The problem: In the entries that follow, how many lines include the string "value"? The answer is the number only.

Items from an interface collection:
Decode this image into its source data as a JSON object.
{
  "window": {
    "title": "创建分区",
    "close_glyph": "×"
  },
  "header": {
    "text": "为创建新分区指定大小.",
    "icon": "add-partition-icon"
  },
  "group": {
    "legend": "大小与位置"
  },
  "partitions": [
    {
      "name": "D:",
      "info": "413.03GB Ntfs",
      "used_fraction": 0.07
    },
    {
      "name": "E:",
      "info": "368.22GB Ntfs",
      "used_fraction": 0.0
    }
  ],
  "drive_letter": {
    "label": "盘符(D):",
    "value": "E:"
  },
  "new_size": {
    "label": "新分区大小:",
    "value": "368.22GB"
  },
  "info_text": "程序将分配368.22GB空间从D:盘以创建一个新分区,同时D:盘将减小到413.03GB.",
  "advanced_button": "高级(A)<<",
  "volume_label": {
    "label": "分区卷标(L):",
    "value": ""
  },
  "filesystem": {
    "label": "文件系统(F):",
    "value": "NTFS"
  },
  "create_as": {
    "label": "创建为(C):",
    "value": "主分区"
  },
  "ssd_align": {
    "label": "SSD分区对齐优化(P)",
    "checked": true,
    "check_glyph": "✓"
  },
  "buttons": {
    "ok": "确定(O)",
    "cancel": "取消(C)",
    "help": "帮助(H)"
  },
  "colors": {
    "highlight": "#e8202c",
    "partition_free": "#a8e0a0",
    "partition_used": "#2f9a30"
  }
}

Response below: 5